- About Hunger
- How to End Hunger
- Our Impact
- Get Involved
Despite the devastation of the pandemic, recent data from the USDA show that the overall rate of hunger in the United States remained unchanged in 2020—and poverty actually declined. You and other Bread for the World members pushed Congress and the administration to expand nutrition programs and other assistance to help families get through the pandemic.
Recent studies by the Census Bureau have shown that expanded unemployment benefits, stimulus checks, increases in SNAP benefits, and the expansion of the Child Tax Credit have all been used by families to purchase more food and more nutritious food.
Because of increased tracking during the pandemic, we have new, real-time proof of how government assistance programs help end hunger and give families the support they need to get back on their feet.
The top-line hunger numbers are encouraging but often mask the disparities that still exist among communities. The USDA data show that Black households experience nearly triple the rate of hunger compared with white households—a gap that widened in 2020. Hispanic households experience roughly double the rate of hunger compared to white households.
Bread for the World is working to persuade our leaders to extend this assistance, and, in some cases, make it permanently available—so that all Americans have the opportunity to receive help when they need it.
In the new year, you and other Bread for the World members will have opportunities to urge Congress and the administration to make these improvements permanent. The reauthorization of the Farm Bill in 2023 will provide opportunities to make further progress toward ending hunger in the United States.
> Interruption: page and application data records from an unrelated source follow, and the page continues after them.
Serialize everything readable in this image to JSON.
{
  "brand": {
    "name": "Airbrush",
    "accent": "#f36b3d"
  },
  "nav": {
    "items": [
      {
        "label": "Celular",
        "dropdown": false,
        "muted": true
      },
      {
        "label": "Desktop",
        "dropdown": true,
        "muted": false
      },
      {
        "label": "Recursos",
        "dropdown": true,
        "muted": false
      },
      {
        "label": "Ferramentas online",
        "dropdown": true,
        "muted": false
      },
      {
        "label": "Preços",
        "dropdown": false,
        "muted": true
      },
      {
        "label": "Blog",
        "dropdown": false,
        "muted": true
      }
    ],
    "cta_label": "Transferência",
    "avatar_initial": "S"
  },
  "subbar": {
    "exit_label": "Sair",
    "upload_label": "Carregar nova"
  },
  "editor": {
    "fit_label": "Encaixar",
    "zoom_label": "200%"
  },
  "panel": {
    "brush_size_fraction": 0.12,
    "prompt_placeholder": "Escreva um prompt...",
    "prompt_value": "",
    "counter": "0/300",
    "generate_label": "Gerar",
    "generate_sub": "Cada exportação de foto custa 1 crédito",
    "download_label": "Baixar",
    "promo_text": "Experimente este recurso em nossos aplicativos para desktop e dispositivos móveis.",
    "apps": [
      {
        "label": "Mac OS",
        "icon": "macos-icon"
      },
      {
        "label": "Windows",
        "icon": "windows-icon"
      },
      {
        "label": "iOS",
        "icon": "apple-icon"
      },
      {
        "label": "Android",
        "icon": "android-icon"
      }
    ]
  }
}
Bread for the World will also continue its work to eliminate hunger overseas. Thanks to Bread for the World’s leadership, the Global Malnutrition Prevention and Treatment Act (H.R. 4693/S.2956) has been introduced in both chambers. Bread for the World members continue to urge their members of Congress to co-sponsor and pass this bipartisan legislation.
Bread for the World is also encouraging the Biden Administration to act on the Nourish the Future initiative. Nourish the Future is a 5-year strategy with specific recommendations related to countries, funding, and interventions. It will save the lives of 2 million children and improve the lives of 500 million women and children in nine focus countries.
Matt Gross, Bread for the World’s director of organizing, notes that during the pandemic, Bread for the World members and Bread Teams became more active and effective. “Our collective Christian voice is stronger than ever. We’re poised to win significant progress toward ending hunger.”
Afghanistan would be considered likely to have high rates of hunger because at least two of the major causes of global hunger affect it—armed conflict and fragile governmental institutions.
Malnutrition is responsible for nearly half of all preventable deaths among children under 5. Every year, the world loses hundreds of thousands of young children and babies to hunger-related causes.
Bread for the World is calling on the Biden-Harris administration and Congress to build a better 1,000-Days infrastructure in the United States.
“As you therefore have received Christ Jesus the Lord, continue to live your lives in him, rooted and built up in him and established in faith.” These words from Colossians 2:6 remind us of the faith that is active in love for our neighbors.
The Bible on...
The Supplemental Nutrition Assistance Program (SNAP) is designed to respond to changes in need, making it well suited to respond to crises such as the COVID-19 pandemic.
Bread for the World and its partners are asking Congress to provide $200 million for global nutrition.
In 2017, 11.8 percent of households in the U.S.—40 million people—were food-insecure, meaning that they were unsure at some point during the year about how they would provide for their next meal.